Wherever a line of the listing holds the string "Computer", copy that line.
---*---
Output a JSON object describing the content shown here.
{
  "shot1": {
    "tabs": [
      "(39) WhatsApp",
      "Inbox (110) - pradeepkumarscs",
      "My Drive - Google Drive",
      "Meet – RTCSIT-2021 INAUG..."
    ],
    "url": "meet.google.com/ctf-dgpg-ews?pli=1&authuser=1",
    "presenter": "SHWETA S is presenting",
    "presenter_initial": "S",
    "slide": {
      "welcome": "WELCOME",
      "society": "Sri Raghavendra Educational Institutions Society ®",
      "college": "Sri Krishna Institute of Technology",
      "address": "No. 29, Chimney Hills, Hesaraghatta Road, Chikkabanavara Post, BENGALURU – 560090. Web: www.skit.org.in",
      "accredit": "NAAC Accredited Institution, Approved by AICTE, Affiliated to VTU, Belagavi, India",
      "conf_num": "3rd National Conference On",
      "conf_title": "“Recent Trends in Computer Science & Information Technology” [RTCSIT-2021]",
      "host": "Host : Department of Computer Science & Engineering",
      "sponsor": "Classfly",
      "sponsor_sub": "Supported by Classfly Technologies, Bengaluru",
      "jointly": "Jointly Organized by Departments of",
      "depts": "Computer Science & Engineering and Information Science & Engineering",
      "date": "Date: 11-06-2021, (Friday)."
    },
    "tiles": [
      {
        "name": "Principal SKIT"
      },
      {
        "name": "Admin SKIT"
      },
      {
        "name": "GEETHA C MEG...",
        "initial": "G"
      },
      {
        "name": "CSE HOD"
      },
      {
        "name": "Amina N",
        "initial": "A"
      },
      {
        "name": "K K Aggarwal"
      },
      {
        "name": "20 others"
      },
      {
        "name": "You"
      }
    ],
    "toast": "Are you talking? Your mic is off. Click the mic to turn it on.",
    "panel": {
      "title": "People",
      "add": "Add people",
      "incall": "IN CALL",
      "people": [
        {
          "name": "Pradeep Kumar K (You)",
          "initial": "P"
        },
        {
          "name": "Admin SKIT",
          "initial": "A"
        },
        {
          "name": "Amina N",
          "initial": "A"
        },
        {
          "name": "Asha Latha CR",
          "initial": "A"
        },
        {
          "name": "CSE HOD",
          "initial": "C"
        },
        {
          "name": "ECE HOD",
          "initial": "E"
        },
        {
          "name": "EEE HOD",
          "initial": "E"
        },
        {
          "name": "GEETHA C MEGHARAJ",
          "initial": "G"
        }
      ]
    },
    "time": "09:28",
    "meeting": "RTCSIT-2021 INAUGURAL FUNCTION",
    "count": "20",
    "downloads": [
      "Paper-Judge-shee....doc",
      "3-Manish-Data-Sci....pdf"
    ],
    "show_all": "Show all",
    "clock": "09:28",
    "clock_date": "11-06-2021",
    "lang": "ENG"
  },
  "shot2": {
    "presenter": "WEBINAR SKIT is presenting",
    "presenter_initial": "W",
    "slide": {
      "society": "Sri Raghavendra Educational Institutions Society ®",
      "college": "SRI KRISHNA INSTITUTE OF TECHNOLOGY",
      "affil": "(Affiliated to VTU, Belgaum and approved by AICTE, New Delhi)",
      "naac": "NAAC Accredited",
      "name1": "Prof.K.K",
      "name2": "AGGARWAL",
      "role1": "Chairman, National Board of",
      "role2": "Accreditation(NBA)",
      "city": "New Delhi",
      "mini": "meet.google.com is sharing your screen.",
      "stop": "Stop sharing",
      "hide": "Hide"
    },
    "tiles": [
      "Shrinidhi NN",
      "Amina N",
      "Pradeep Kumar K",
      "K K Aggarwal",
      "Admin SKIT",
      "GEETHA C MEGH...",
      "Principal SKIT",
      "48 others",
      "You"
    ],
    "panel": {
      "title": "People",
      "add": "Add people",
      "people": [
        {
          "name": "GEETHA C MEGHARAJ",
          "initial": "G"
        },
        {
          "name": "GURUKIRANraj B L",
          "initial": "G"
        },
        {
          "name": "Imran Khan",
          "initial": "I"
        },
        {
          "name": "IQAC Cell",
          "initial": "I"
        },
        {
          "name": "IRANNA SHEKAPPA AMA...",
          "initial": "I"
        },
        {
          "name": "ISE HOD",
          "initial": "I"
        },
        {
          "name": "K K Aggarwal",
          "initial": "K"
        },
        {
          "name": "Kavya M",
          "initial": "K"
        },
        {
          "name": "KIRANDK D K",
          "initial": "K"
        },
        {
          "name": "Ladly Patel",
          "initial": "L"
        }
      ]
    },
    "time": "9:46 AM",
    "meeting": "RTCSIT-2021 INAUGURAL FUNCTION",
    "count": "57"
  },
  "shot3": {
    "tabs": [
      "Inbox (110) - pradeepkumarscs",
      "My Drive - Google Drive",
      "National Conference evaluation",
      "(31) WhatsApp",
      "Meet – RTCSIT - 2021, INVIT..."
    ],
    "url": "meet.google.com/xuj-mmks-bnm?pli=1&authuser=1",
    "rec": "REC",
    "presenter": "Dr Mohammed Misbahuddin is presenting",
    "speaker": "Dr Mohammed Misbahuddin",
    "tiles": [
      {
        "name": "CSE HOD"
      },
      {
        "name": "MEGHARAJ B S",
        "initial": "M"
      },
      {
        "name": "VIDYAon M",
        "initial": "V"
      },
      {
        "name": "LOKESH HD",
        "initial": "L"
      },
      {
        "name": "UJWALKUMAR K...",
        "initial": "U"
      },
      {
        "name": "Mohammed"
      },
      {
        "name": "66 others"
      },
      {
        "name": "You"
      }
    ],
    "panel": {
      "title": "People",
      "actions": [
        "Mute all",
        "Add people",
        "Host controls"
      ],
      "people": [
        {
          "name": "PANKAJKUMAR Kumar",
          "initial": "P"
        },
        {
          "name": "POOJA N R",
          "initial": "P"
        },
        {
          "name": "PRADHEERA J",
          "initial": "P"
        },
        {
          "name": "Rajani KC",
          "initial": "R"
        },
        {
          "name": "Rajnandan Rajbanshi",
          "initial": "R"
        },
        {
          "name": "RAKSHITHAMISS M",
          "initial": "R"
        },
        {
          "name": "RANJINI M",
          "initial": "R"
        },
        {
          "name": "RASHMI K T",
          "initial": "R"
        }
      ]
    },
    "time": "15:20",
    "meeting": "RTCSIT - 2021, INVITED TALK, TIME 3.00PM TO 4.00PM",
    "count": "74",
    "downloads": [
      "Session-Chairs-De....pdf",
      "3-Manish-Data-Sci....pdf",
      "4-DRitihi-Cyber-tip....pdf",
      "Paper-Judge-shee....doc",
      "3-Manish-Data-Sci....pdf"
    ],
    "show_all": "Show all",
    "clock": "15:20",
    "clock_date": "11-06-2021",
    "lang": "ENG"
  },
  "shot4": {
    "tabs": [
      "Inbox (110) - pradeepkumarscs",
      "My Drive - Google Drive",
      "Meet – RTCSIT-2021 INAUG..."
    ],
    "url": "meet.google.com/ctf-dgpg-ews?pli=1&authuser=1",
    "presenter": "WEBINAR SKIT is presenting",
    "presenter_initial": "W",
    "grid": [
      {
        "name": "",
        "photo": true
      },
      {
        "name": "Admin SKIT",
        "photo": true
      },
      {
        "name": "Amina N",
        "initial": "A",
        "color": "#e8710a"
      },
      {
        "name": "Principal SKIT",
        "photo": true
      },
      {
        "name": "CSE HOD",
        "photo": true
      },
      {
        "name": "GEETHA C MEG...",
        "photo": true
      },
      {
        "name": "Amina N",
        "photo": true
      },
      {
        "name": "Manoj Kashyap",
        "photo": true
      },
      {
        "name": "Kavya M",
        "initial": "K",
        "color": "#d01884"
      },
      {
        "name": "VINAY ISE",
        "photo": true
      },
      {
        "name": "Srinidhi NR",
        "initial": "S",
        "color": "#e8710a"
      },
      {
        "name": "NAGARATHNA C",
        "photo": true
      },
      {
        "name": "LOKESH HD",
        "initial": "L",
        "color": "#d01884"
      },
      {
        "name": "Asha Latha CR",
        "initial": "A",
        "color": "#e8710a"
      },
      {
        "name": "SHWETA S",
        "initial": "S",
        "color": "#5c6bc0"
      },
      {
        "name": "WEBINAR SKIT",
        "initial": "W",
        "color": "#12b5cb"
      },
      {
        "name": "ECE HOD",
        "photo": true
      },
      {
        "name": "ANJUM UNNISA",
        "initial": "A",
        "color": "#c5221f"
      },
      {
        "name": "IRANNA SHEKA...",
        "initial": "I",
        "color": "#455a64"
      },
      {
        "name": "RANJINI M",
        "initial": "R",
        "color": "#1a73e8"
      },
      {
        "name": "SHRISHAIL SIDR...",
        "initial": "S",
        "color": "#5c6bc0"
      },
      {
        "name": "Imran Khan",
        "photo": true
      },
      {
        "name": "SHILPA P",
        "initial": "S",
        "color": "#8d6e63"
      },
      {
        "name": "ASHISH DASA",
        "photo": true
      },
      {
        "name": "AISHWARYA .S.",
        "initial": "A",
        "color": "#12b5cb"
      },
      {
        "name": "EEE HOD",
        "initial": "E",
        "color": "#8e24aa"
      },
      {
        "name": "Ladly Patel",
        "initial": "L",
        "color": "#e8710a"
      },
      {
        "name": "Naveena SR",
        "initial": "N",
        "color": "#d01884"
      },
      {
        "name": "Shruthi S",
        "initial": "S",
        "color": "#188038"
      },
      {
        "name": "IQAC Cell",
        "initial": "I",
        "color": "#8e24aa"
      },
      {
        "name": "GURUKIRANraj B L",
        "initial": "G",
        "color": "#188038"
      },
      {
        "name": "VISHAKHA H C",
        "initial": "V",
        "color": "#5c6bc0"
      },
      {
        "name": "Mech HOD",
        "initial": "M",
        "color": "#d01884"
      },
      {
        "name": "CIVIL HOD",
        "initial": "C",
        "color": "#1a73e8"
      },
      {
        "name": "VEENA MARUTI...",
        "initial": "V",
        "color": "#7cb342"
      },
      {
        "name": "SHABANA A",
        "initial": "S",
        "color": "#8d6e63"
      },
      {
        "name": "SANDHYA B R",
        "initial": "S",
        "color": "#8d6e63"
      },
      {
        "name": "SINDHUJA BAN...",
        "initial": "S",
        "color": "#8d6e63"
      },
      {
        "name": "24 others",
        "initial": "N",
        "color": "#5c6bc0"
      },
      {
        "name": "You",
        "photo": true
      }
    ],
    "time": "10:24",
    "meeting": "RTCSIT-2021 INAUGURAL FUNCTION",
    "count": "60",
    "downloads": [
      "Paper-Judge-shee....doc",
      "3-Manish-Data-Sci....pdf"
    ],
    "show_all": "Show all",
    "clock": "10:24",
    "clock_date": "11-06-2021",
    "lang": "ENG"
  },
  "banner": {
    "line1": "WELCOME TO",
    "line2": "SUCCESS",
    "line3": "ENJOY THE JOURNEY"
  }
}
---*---
Answer box:
      "conf_title": "“Recent Trends in Computer Science & Information Technology” [RTCSIT-2021]",
      "host": "Host : Department of Computer Science & Engineering",
      "depts": "Computer Science & Engineering and Information Science & Engineering",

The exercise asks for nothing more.